How Face Transplants Work

Chinese surgeons practiced face transplants on rabbits before moving on to humans.
Chinese surgeons practiced face transplants on rabbits before moving on to humans.
China Photos/Getty Images

It's the only part of your body that allows you to use all five senses: sight, hearing, smell, taste and touch. It's also the window that lets everyone around you know how you are feeling -- if you're contented, sad, angry or confused. Your face is the image you present to the world.
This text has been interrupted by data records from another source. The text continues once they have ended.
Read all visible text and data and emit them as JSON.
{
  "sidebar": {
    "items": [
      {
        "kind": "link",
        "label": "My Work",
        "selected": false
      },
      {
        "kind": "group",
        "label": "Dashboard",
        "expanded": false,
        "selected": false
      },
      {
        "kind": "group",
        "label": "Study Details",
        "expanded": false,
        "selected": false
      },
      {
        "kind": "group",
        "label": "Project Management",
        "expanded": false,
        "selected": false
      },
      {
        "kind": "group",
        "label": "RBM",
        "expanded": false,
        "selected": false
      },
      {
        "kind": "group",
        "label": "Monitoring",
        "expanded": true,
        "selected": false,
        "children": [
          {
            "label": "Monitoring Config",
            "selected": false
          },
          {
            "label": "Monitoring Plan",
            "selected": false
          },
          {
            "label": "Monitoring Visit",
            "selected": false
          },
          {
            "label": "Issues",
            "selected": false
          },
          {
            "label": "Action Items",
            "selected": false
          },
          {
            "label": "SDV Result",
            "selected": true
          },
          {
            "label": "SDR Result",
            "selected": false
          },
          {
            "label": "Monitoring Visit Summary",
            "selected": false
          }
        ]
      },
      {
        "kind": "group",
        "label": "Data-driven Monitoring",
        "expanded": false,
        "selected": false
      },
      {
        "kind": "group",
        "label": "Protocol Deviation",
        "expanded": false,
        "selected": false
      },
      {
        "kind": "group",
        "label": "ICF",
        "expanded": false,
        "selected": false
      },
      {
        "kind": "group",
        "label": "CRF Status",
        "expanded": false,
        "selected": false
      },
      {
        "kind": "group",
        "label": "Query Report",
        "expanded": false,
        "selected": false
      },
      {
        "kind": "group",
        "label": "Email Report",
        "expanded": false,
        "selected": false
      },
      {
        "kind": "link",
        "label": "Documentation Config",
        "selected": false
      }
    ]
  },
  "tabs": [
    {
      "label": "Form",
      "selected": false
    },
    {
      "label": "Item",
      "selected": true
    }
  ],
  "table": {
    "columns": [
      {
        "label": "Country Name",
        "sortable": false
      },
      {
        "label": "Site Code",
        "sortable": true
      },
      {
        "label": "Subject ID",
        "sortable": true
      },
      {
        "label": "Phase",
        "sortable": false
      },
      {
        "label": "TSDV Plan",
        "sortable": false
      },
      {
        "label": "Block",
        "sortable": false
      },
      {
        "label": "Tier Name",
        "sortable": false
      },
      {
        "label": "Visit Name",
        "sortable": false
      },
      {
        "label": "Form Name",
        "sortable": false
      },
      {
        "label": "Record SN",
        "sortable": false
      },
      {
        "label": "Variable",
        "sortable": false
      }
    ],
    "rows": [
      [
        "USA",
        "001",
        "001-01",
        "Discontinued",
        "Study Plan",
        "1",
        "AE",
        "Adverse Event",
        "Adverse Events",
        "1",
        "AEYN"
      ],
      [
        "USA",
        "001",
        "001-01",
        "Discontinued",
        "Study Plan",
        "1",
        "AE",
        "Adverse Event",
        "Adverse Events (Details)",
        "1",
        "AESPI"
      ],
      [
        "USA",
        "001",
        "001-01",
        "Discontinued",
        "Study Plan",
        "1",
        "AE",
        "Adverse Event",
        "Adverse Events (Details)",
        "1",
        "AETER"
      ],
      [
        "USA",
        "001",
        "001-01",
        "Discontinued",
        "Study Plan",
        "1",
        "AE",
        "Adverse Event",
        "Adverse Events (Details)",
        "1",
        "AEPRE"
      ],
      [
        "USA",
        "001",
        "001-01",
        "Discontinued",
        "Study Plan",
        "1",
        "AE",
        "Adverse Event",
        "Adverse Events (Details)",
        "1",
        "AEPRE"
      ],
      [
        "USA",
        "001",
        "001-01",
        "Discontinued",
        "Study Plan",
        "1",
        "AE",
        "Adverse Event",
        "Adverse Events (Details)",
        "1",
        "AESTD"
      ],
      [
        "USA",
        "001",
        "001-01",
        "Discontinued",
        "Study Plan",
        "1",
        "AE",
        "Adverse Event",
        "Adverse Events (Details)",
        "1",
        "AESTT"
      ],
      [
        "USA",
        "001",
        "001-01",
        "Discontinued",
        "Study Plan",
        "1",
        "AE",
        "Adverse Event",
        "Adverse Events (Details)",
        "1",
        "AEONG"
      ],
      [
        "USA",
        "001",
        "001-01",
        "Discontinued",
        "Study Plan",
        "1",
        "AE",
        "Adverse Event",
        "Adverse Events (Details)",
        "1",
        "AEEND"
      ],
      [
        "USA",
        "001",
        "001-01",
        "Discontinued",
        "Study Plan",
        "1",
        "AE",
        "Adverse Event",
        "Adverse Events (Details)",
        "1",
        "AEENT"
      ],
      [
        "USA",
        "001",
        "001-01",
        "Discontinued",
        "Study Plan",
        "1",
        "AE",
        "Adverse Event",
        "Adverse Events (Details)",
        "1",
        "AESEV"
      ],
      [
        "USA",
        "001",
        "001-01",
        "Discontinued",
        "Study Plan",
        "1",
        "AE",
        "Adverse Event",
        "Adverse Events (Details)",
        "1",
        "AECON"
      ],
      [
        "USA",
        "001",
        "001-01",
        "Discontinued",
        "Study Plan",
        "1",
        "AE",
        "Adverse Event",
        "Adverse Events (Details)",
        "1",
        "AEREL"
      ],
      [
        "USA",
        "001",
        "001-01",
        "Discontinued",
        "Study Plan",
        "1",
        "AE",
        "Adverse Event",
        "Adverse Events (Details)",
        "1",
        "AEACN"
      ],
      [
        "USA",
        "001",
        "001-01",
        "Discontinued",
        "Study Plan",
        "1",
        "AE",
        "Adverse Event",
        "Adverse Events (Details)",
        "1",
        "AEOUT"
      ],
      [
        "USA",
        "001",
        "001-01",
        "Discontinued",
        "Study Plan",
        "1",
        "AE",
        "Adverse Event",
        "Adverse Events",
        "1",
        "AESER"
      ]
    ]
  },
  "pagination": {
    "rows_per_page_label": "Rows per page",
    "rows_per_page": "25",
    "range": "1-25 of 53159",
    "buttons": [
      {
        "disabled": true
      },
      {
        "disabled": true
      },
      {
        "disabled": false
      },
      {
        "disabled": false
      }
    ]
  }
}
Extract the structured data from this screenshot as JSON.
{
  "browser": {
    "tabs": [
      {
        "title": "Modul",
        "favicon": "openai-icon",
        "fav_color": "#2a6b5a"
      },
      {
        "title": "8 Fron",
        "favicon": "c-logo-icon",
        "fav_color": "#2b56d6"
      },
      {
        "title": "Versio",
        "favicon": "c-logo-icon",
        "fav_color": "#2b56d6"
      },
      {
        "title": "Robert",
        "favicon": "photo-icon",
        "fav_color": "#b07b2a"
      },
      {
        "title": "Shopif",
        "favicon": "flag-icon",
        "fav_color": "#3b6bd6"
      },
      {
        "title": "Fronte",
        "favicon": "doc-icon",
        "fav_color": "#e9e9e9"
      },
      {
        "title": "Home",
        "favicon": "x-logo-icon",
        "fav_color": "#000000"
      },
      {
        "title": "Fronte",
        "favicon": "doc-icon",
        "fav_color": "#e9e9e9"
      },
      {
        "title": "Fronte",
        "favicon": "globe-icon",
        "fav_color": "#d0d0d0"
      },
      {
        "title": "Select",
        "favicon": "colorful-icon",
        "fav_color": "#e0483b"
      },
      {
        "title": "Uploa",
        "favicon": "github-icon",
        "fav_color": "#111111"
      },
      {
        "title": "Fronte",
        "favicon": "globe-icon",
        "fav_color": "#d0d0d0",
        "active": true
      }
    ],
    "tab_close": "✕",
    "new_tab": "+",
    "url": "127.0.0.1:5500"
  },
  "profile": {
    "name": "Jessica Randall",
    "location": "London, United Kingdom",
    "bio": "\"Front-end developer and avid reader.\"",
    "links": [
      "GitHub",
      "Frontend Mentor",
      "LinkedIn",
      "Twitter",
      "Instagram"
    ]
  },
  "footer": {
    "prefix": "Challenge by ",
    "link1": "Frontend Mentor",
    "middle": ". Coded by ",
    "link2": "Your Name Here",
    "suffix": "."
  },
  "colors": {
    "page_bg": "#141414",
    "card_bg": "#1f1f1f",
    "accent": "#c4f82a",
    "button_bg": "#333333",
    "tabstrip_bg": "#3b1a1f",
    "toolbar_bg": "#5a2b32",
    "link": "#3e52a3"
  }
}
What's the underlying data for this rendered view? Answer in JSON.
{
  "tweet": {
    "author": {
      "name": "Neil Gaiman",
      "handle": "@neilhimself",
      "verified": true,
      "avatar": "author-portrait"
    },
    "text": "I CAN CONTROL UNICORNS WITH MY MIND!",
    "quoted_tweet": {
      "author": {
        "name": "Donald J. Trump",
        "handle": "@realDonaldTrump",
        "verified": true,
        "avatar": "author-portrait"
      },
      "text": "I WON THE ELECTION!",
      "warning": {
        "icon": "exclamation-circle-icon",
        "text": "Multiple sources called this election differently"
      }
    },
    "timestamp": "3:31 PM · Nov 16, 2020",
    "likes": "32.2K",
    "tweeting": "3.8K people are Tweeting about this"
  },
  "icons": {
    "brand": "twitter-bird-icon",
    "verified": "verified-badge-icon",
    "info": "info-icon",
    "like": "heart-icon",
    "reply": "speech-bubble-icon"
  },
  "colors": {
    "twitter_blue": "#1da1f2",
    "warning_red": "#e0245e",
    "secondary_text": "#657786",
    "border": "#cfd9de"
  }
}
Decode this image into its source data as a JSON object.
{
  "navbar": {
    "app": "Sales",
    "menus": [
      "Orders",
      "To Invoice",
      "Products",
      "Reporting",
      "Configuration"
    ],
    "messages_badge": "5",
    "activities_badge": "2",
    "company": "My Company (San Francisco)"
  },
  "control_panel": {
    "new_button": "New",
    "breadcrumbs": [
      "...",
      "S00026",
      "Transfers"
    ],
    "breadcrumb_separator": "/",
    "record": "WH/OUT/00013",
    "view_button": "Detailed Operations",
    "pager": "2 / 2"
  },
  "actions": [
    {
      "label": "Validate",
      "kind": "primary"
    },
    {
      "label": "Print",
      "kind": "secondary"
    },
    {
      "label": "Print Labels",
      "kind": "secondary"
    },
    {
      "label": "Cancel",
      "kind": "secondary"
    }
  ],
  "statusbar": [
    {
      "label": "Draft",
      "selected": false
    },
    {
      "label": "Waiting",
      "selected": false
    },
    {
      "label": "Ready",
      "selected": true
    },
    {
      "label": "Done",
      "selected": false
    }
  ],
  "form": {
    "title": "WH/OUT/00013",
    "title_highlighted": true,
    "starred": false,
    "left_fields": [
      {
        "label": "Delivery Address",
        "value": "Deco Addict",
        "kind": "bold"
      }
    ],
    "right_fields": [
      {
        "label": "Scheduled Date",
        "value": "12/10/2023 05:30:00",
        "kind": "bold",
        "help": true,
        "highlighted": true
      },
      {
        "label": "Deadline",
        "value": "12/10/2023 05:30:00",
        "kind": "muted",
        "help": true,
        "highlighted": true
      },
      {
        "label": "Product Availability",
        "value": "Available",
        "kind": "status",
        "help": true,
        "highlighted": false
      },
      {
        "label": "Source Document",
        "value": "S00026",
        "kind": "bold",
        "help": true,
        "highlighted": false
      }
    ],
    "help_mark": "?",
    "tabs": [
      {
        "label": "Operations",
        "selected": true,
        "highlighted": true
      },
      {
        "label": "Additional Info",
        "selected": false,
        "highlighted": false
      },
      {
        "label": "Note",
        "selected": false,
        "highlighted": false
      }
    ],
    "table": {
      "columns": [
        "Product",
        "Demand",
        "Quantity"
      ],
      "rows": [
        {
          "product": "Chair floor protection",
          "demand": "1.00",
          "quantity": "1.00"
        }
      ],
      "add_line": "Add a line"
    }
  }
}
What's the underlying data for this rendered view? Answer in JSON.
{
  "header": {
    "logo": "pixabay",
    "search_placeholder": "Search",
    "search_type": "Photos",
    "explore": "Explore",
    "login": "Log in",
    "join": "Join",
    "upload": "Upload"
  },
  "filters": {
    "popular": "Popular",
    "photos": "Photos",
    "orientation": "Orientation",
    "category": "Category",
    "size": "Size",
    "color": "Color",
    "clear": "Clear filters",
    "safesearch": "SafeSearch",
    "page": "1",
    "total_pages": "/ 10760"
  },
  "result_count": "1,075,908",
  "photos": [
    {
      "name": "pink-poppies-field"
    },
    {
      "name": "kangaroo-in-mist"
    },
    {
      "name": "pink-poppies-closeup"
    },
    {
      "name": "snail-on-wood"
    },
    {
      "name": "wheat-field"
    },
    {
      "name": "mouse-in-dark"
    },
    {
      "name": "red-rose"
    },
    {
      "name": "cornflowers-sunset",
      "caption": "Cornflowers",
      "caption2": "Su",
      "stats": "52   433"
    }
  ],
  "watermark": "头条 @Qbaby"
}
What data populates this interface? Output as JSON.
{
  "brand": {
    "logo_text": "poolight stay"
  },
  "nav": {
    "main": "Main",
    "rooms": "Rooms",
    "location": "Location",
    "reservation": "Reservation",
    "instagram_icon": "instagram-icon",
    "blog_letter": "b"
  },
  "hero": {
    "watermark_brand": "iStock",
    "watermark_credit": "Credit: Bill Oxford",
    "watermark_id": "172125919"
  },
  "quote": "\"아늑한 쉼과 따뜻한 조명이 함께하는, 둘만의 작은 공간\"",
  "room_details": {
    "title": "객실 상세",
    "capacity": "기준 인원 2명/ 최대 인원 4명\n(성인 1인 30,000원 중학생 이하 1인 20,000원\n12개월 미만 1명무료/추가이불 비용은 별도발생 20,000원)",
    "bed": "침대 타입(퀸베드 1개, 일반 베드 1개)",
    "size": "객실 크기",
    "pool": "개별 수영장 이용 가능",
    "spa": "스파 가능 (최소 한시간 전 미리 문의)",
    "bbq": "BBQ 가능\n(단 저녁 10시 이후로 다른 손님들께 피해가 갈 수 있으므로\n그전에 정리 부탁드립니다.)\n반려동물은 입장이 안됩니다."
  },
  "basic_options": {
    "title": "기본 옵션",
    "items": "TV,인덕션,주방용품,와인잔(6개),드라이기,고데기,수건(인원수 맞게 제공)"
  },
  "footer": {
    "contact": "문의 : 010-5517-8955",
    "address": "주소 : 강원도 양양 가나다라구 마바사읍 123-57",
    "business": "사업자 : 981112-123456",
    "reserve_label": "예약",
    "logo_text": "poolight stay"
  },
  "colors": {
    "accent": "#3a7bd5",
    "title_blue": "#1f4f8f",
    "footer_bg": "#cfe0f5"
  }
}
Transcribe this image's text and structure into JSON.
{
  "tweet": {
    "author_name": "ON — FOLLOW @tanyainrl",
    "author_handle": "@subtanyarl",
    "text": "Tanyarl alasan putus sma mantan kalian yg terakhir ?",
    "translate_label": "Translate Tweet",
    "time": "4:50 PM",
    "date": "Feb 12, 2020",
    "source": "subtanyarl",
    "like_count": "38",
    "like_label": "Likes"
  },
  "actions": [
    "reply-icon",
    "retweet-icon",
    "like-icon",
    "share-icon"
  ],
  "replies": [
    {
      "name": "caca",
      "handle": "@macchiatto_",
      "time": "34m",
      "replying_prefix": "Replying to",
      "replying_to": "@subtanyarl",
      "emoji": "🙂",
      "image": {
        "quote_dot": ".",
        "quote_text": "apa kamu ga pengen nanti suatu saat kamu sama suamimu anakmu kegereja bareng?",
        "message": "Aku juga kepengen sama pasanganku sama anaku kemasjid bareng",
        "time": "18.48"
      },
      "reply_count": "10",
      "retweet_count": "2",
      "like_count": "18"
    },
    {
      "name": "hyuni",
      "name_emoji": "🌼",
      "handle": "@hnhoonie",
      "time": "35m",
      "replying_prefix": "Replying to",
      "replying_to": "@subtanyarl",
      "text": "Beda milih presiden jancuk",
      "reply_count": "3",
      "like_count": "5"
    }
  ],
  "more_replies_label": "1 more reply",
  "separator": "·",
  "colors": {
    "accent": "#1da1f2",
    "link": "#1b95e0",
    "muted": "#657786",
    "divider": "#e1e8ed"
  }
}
What would happen if your face were no longer there? It seems impossible to contemplate how that could happen, but it does, in rare cases. People who have been severely burned, who have cancer or who have been attacked by animals have lost part -- or all -- of the skin and underlying tissue on their faces. They have become so disfigured that they often don't want to leave their homes for fear that they will be harassed or shunned.

­­­­­In the past the only ­way t­o fix severe facial disfigurement was with skin grafts -- taking pieces of healthy skin from elsewhere on the body or from a cadaver and placing them over the missing parts of the face. But grafts from the body don't look or work like the skin on the face, and they can't fully restore appearance or movement.

­There is another way to fix severe damage to the face, though. Advanced medical technologies are enabling doctors to transplant part, or all, of a face from a donor. The result looks and acts far more realistic than skin grafts, but the face transplant isn't without issues -- both medical and ethical.

­In this article, we'll look at how face transplants are performed, meet a few people whose lives have been transformed by them and find out why some doctors believe face transplants should never be done.

­First, let's learn how transplant technology came into being.